=== EXERCISE DETAILS ===
A line counts if it contains the word "text" at least once. State how many such lines the records contain, giving the number alone.

BEGIN

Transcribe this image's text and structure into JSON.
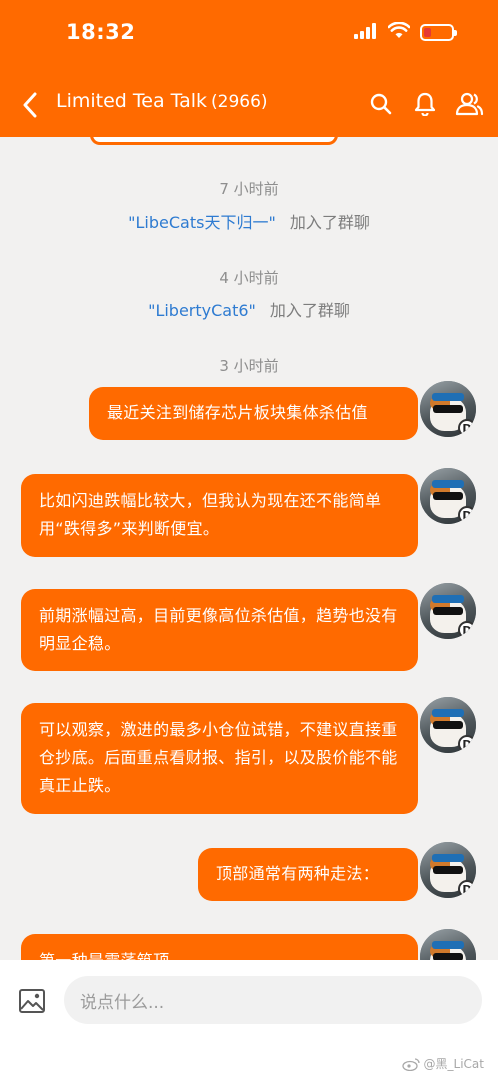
{
  "status_bar": {
    "time": "18:32"
  },
  "header": {
    "title": "Limited Tea Talk",
    "member_count": "(2966)"
  },
  "chat": {
    "events": [
      {
        "time": "7 小时前",
        "user": "\"LibeCats天下归一\"",
        "action": "加入了群聊"
      },
      {
        "time": "4 小时前",
        "user": "\"LibertyCat6\"",
        "action": "加入了群聊"
      }
    ],
    "messages_time": "3 小时前",
    "messages": [
      {
        "text": "最近关注到储存芯片板块集体杀估值"
      },
      {
        "text": "比如闪迪跌幅比较大，但我认为现在还不能简单用“跌得多”来判断便宜。"
      },
      {
        "text": "前期涨幅过高，目前更像高位杀估值，趋势也没有明显企稳。"
      },
      {
        "text": "可以观察，激进的最多小仓位试错，不建议直接重仓抄底。后面重点看财报、指引，以及股价能不能真正止跌。"
      },
      {
        "text": "顶部通常有两种走法："
      },
      {
        "text": "第一种是震荡筑顶"
      }
    ],
    "avatar_badge": "D"
  },
  "input": {
    "placeholder": "说点什么..."
  },
  "watermark": "@黑_LiCat",
  "colors": {
    "brand": "#ff6a00",
    "link": "#2e7bd1",
    "background": "#f2f1f0"
  }
}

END

=== TASK SOLUTION ===
7